I was hoping to find something quick to cook in the village shop, but instead was tempted by rabbit legs. My first thought was lapin à la sauce moutarde, rabbit with mustard sauce, one of the most common rabbit dishes in French restaurants. But a quick search in Jeanne Strang’s wonderful book about the cuisine of south-western France, Goose Fat and Garlic, led me to try something new. I based my recipe on hers, adding some juniper berries to the marinade and using shallots (large French echalottes) rather than onions. I marinaded the rabbit legs in red wine, sliced shallots and carrots, pepper, bay leaves chopped garlic and juniper berries for about 5 hours, although Jeanne Strang suggests overnight. At the same time I soaked the pruneaux (dried prunes that are a speciality of the area around Agen in the Lot, south-west France) in some more red wine.
The marinade smelt deliciously winey and oniony after a few hours when I drained the rabbit pieces and browned them and some more shallots in duck fat in a cast-iron casserole and stirred in a tablespoonful of flour. I added the marinade, brought it all to the boil and simmered for an hour. Then I added the pruneaux with their wine and simmered for a further 20 minutes.

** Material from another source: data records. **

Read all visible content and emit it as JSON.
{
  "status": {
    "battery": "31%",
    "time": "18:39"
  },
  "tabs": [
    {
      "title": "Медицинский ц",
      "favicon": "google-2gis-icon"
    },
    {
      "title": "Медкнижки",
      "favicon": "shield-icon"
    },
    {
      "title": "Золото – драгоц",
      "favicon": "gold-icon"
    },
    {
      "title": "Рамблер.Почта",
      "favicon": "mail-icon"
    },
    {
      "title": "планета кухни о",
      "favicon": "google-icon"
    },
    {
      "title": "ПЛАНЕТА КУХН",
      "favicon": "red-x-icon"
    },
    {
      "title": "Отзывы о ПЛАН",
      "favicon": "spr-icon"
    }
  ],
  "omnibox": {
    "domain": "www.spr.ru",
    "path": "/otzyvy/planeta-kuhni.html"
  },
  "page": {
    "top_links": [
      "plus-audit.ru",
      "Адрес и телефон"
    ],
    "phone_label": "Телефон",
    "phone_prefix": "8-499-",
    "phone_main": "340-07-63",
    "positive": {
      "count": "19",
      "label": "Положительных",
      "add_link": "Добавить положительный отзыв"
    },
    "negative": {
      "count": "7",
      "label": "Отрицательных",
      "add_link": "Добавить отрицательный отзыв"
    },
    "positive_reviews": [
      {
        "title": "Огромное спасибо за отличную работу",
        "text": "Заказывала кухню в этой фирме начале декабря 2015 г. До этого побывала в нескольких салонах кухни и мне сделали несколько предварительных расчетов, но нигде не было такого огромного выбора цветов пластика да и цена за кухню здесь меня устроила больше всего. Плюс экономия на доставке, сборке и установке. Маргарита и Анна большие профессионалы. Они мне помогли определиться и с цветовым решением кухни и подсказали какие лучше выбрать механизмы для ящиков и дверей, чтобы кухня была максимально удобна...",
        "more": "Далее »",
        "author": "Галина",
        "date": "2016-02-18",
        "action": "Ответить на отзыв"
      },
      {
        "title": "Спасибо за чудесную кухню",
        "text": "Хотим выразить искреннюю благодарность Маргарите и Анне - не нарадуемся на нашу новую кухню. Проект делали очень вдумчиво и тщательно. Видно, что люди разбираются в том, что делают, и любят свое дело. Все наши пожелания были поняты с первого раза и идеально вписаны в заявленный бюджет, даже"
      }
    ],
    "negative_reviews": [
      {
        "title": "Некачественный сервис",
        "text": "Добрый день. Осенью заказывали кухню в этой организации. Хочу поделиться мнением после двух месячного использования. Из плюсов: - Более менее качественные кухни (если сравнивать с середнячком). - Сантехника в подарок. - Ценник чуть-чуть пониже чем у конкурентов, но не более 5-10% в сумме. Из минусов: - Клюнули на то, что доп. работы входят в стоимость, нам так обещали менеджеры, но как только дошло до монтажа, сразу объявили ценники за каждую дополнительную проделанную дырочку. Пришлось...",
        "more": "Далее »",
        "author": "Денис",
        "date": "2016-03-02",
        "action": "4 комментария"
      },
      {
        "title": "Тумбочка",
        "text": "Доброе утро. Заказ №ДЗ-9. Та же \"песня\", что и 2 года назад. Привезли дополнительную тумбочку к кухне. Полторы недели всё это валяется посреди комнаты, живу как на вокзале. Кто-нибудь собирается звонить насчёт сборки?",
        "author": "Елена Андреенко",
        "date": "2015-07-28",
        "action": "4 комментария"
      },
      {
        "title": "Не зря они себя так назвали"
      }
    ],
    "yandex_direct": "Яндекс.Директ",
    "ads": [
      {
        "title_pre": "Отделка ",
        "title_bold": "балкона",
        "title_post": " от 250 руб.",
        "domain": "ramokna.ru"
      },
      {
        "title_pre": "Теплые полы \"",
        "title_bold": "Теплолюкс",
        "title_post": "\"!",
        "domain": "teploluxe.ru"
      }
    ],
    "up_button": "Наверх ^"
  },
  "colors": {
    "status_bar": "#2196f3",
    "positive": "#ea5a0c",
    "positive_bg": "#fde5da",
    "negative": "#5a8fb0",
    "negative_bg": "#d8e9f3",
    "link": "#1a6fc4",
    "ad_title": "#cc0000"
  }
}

I served the rabbit with millas, a southern French version of polenta, the recipe for which is also given in Jeanne Strang’s book. I used some quick-cook polenta grains I had in the cupboard, with three times their volume of water, some more duck fat and chopped garlic. When it was cooked (only 7 minutes with these grains although the more traditional method takes 20 minutes of continuous stirring), I spread it out on a baking tray in a layer about 1 centimetre thick and put it under the grill to crisp a bit, then cut pieces of it to accompany the rabbit and sauce.